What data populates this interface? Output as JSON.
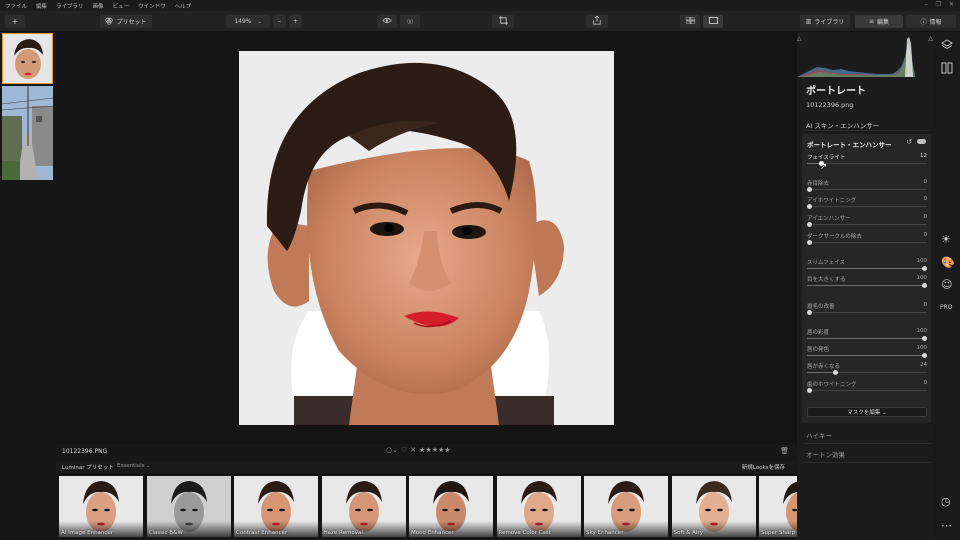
{
  "menu": [
    "ファイル",
    "編集",
    "ライブラリ",
    "画像",
    "ビュー",
    "ウインドウ",
    "ヘルプ"
  ],
  "window_controls": [
    "–",
    "❐",
    "✕"
  ],
  "toolbar": {
    "add_label": "+",
    "presets_label": "プリセット",
    "zoom_label": "149%",
    "zoom_out": "–",
    "zoom_in": "+",
    "compare_label": "▯▯",
    "library_tab": "ライブラリ",
    "edit_tab": "編集",
    "info_tab": "情報"
  },
  "image": {
    "filename": "10122396.PNG",
    "rating_stars": "★★★★★"
  },
  "presetbar": {
    "tab_presets": "Luminar プリセット",
    "tab_essentials": "Essentials",
    "save_looks": "新規Looksを保存"
  },
  "presets": [
    "AI Image Enhancer",
    "Classic B&W",
    "Contrast Enhancer",
    "Haze Removal",
    "Mood Enhancer",
    "Remove Color Cast",
    "Sky Enhancer",
    "Soft & Airy",
    "Super Sharp"
  ],
  "panel": {
    "title": "ポートレート",
    "file": "10122396.png",
    "section_ai_skin": "AI スキン・エンハンサー",
    "card_title": "ポートレート・エンハンサー",
    "mask_button": "マスクを編集 ⌄",
    "section_highkey": "ハイキー",
    "section_orton": "オートン効果"
  },
  "sliders": [
    {
      "label": "フェイスライト",
      "value": "12",
      "level": 0.12,
      "active": true
    },
    {
      "label": "赤目除去",
      "value": "0",
      "level": 0.0
    },
    {
      "label": "アイホワイトニング",
      "value": "0",
      "level": 0.0
    },
    {
      "label": "アイエンハンサー",
      "value": "0",
      "level": 0.0
    },
    {
      "label": "ダークサークルの除去",
      "value": "0",
      "level": 0.0
    },
    {
      "label": "スリムフェイス",
      "value": "100",
      "level": 1.0
    },
    {
      "label": "目を大きくする",
      "value": "100",
      "level": 1.0
    },
    {
      "label": "眉毛の改善",
      "value": "0",
      "level": 0.0
    },
    {
      "label": "唇の彩度",
      "value": "100",
      "level": 1.0
    },
    {
      "label": "唇の発色",
      "value": "100",
      "level": 1.0
    },
    {
      "label": "唇が赤くなる",
      "value": "24",
      "level": 0.24
    },
    {
      "label": "歯のホワイトニング",
      "value": "0",
      "level": 0.0
    }
  ],
  "icons": {
    "histogram_clip_left": "triangle-icon",
    "histogram_clip_right": "triangle-icon",
    "layers": "layers-icon",
    "compare_split": "split-view-icon",
    "sun": "sun-icon",
    "palette": "palette-icon",
    "face": "face-icon",
    "pro_badge": "PRO",
    "history": "clock-icon",
    "more": "ellipsis-icon"
  },
  "colors": {
    "accent_selected_thumb": "#e39a3b",
    "panel_bg": "#1c1c1c",
    "card_bg": "#262626"
  }
}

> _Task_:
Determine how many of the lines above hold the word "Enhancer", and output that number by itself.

> _Exercise answer_:
4